PNNL Research Will Help Represent Cloud Patterns In Ocean Climate Change Models
Like shifting sand dunes, some clouds disappear in one place and reappear in another.
A new study this week in Nature shows why: Rain causes air to move vertically, which breaks down and builds up cloud walls. The air movement forms patterns in low clouds that remain cohesive structures even while appearing to shift about the sky, due to a principle called self-organization.
These clouds, called open-cell clouds that look like honeycombs, cover much of the open ocean. Understanding how their patterns evolve will eventually help scientists build better models for predicting climate change. This is the first time researchers have shown the patterns cycle regularly and why.
"The pattern of the clouds affects how much of the sun's energy gets reflected back into space," said atmospheric scientist Hailong Wang of the Department of Energy's Pacific Northwest National Laboratory, a coauthor on the study led by physicist Graham Feingold at the National Oceanic and Atmospheric Administration.
"We've teased out the fundamental reasons why the open-cell clouds oscillate. Being able to simulate these clouds in computer models, we gain more insights into the physics behind the phenomenon. This will help us to better interpret measurements in the real atmosphere and represent these clouds in climate models," Wang said.
In addition, this is the first time researchers have shown that open-cell clouds follow the principles of self-organizing systems -- they spontaneously form dynamic, coherent structures that tend to repair themselves and resist change. Such clouds join other self-organizing networks such as flocks of birds, shifting sand dunes or bubbles in boiling water.

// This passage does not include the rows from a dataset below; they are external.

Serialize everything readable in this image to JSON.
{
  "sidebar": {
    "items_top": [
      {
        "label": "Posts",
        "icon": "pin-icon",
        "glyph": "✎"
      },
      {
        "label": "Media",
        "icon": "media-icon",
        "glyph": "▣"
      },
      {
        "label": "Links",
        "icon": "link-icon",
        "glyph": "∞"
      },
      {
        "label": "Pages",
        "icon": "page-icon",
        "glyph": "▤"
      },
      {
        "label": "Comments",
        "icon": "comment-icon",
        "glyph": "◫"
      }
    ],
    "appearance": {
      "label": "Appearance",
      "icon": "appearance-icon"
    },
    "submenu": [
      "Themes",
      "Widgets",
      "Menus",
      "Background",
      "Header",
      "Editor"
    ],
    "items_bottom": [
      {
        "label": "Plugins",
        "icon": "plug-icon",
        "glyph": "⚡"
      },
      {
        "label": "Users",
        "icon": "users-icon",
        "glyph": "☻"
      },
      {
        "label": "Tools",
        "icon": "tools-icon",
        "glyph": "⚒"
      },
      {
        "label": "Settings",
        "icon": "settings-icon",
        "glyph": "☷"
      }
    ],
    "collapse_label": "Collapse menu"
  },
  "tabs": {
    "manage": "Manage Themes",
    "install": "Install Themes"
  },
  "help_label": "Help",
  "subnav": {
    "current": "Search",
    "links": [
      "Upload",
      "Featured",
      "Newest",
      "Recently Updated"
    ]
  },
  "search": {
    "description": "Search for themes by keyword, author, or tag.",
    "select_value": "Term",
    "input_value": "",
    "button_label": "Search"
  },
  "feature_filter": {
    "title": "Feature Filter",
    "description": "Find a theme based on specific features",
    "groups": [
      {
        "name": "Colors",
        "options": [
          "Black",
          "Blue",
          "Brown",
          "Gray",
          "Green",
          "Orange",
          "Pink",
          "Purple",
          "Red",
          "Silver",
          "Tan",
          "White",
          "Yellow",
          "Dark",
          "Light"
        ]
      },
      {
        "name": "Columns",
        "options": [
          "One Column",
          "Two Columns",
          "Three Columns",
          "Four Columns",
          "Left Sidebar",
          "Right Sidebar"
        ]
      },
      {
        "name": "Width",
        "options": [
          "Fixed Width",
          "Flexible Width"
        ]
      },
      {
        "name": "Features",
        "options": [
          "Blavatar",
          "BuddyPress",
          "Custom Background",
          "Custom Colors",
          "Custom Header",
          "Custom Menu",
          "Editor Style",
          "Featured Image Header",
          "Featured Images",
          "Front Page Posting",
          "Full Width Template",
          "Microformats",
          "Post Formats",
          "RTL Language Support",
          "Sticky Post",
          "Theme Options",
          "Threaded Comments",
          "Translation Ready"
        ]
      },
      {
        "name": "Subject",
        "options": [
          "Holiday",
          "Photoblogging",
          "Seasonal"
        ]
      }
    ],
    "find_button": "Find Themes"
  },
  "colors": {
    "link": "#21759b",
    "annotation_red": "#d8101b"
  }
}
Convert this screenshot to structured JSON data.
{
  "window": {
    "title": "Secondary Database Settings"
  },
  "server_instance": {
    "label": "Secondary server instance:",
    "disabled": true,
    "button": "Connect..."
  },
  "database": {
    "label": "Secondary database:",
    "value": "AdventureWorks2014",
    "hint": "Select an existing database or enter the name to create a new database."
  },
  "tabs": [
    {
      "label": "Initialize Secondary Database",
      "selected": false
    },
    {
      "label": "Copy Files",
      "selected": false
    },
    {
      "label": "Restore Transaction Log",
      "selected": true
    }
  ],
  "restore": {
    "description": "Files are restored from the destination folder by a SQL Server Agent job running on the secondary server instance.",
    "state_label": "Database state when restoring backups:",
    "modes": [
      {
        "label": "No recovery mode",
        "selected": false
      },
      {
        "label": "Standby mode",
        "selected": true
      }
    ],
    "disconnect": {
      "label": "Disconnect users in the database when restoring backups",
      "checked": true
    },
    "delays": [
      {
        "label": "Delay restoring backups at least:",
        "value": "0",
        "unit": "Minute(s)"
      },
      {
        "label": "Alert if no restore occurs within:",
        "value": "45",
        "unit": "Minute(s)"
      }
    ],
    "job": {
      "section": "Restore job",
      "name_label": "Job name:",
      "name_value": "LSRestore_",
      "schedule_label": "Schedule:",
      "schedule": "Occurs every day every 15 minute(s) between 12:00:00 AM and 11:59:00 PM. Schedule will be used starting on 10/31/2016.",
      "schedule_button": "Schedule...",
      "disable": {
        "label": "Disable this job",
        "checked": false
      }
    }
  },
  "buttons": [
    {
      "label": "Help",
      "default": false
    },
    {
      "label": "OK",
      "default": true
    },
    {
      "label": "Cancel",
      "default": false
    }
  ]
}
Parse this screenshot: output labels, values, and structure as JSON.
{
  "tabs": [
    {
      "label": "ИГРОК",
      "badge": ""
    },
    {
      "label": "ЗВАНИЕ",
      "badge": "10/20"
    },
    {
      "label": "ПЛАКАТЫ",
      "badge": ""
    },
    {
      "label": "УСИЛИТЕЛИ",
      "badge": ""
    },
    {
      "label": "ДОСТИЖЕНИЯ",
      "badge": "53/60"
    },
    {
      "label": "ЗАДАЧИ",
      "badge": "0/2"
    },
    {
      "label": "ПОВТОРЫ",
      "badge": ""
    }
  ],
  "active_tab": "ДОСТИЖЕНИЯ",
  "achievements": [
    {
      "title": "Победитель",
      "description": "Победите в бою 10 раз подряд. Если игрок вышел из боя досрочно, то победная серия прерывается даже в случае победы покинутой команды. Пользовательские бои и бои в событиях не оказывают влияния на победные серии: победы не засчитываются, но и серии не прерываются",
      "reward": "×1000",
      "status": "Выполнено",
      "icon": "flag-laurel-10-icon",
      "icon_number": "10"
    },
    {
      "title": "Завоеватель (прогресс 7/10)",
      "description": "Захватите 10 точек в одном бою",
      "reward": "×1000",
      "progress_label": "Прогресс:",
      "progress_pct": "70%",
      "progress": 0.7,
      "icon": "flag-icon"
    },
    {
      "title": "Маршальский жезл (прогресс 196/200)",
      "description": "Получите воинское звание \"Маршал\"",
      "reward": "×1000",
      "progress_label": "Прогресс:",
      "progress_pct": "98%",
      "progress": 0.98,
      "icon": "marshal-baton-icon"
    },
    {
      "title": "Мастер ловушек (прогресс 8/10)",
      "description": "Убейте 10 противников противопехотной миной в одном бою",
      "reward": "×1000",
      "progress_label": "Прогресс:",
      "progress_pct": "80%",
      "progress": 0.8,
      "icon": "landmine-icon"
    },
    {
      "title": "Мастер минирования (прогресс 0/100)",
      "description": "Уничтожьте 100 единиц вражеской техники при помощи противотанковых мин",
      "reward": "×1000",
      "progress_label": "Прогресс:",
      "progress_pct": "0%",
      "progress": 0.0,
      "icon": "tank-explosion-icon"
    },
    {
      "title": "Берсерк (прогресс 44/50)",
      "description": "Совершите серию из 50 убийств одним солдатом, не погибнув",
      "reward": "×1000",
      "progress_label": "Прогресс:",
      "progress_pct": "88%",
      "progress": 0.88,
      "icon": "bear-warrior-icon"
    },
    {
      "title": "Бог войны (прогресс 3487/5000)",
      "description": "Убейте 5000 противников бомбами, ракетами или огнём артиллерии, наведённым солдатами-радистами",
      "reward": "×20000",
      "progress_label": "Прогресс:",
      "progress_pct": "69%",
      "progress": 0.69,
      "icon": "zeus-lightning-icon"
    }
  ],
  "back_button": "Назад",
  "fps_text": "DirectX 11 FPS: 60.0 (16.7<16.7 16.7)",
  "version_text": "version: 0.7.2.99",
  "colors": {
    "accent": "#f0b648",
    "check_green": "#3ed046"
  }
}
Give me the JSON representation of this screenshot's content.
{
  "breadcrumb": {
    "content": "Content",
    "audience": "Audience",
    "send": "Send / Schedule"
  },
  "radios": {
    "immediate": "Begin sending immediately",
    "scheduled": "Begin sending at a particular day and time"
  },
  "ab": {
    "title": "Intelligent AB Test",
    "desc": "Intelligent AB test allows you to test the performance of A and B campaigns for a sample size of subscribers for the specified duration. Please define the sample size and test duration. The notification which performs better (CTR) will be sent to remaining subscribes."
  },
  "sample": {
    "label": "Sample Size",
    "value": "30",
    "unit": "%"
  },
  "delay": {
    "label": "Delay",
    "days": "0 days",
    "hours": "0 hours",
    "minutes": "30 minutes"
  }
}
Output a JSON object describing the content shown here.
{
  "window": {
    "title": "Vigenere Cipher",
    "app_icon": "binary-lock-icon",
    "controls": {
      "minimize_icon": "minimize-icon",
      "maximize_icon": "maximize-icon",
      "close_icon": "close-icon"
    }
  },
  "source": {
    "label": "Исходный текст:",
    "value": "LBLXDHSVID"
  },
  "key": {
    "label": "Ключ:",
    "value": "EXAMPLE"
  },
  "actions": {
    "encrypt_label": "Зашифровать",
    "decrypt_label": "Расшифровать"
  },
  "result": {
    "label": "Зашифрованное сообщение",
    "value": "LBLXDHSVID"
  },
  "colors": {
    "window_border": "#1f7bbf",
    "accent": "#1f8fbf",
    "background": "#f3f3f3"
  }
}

Open-cell clouds are low, flat clouds that look like a quilt to someone looking down from an airplane. The quilt patches are frames of cloud that are clear in the middle, similar to a honeycomb. These honeycomb clouds develop from atmospheric convection, which is air movement caused by warm air rising and cold air falling.
The white parts of the honeycomb clouds reflect sunshine back into space, but the open spaces let energy through to warm up the planet. Because these clouds cover a lot of the ocean, climate scientists need to incorporate the clouds into computer models.
The simplest explanation for their appearance is what is known as Rayleigh-Benard convection. This classic form of convection can be seen between two horizontal, flat plates separated by a thin liquid layer: Heat up the bottom and warm liquid rises, pushing cold liquid near the top downward. The updrafts and downdrafts mold the liquid into vertical walls. If the bottom heats uniformly, the flow causes the top surface to break up into hexagonal cells, looking like a honeycomb. A honeycomb structure, it turns out, is one of the most effective way to transfer heat.
This occurs on a large scale in our atmosphere from the surface up to a couple kilometers (less than two miles). But the earth's ocean is not a uniform surface and it doesn't warm the atmosphere evenly from below. That's one reason why open-cell clouds do not organize into perfect hexagons.
Also, the atmosphere is much more complex than a laboratory experiment. Other factors interfere with this type of convection such as aerosols, tiny particles of dirt around which cloud drops form. The number of aerosols determines the size of cloud drops and whether to form rain. To test the role of aerosols and rain, the international team led by Feingold at NOAA's Earth System Research Laboratory in Boulder, Colo., used computer simulations and satellite images to explore how open-cell clouds develop and oscillate.
The team also looked at satellite images of real clouds. They used pictures of cloud fields at different times and corrected for them being blown about by wind flowing horizontally. Over time, they saw bright white spaces replaced by dark empty ones, and again replaced by bright whiteness. The team's computer model had replicated these oscillating light-dark cycles.
Wind and rain measurements also supported the simulation. Instruments on a ship on the ocean measured wind up to one kilometer high. The data showed outflows from rain in different parts of the sky collide at the ocean surface and flow back up. Instruments that measured precipitation showed periodic rainfall that coincided with the shifting cloud pattern.
Taken together, the set of experiments showed that rain causes open-cell clouds to form spontaneously, oscillate in the sky and resist change in the overall pattern. These are three characteristics of complex systems that self-organize and form a cell structure, such as flocks of birds or bubbles on a boiling surface.
The article can be found at http://www.nature.com/nature/index.html